It was a lovely day.
Later that evening, I was able to grab dinner with another friend, Wayne, and we stumbled upon the topic of what it takes to build efficacy and strong relationships to the city and across the city.
We agreed that there's some role for formal institutions and programs: like panels put on by the Gilbert family of companies or tour groups.
But I realized that the real, enduring experiences are not the mass-produced, highly efficient, forays into the community sponsored by anything ranging from a corporate conglomerate to a tech incubator. No, what really builds Detroit loyalists is when newcomers are introduced to the city, personally.
That's how I was indoctrinated, and every "success story" I've ever seen of people engaging with Detroit has been the same.

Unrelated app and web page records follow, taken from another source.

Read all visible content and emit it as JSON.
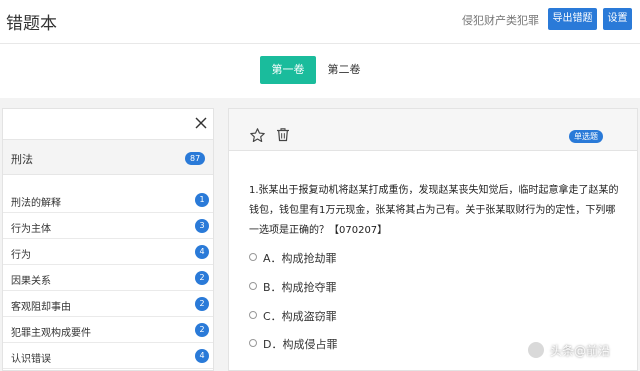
{
  "header": {
    "title": "错题本",
    "category": "侵犯财产类犯罪",
    "export_label": "导出错题",
    "settings_label": "设置"
  },
  "tabs": [
    {
      "label": "第一卷",
      "active": true
    },
    {
      "label": "第二卷",
      "active": false
    }
  ],
  "sidebar": {
    "category": {
      "label": "刑法",
      "count": "87"
    },
    "items": [
      {
        "label": "刑法的解释",
        "count": "1"
      },
      {
        "label": "行为主体",
        "count": "3"
      },
      {
        "label": "行为",
        "count": "4"
      },
      {
        "label": "因果关系",
        "count": "2"
      },
      {
        "label": "客观阻却事由",
        "count": "2"
      },
      {
        "label": "犯罪主观构成要件",
        "count": "2"
      },
      {
        "label": "认识错误",
        "count": "4"
      }
    ]
  },
  "question": {
    "type_badge": "单选题",
    "text": "1.张某出于报复动机将赵某打成重伤，发现赵某丧失知觉后，临时起意拿走了赵某的钱包，钱包里有1万元现金，张某将其占为己有。关于张某取财行为的定性，下列哪一选项是正确的？【070207】",
    "options": [
      "A．构成抢劫罪",
      "B．构成抢夺罪",
      "C．构成盗窃罪",
      "D．构成侵占罪"
    ]
  },
  "watermark": {
    "text": "头条@前沿"
  },
  "colors": {
    "primary": "#2a7ad8",
    "tab_active": "#1abc9c"
  }
}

It takes a personal touch and more than an hour-long panel discussion or walking tour.
This is a lesson, I think, that applies more broadly when building social capital of any sort. Efficient, "at-scale" programs may be perceived as being cost-effective or "more bang" for our collective buck, but the TLC of an intimate introduction to a community is what lasts.
And that's what I think we need in our city, connections that last - between people and the city itself and interpersonally between people across the city's niche communities.
Of course, this sort of approach is hard to make a business case for because things that are time-consuming are also expensive. This sort of approach also precludes the organizer of a scalable connection-building program, from becoming a rainmaker that holds power because of his / her place as the gatekeeper in the center of the network. Power comes from holding the keys to the castle and being the person that makes an introduction.
When building social capital, however, aren't lasting relationships that take a lot of work more important than shallower relationships that are manufactured efficiently?